Web page and app entries
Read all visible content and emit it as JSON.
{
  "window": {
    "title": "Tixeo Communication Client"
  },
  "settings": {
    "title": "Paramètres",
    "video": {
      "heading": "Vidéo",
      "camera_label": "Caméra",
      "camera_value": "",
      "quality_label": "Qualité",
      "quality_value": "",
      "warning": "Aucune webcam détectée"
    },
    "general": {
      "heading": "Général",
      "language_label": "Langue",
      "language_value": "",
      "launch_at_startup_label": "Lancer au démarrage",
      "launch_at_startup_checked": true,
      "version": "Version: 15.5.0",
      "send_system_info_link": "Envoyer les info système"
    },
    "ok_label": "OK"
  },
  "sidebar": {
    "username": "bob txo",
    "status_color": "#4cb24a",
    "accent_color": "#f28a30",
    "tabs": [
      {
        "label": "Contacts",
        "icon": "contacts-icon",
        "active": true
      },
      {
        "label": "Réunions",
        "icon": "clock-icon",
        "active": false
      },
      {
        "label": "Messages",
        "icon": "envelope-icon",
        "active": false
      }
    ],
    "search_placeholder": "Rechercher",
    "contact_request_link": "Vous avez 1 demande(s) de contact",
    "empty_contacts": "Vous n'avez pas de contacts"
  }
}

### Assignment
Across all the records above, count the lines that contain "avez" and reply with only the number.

### Task solution
2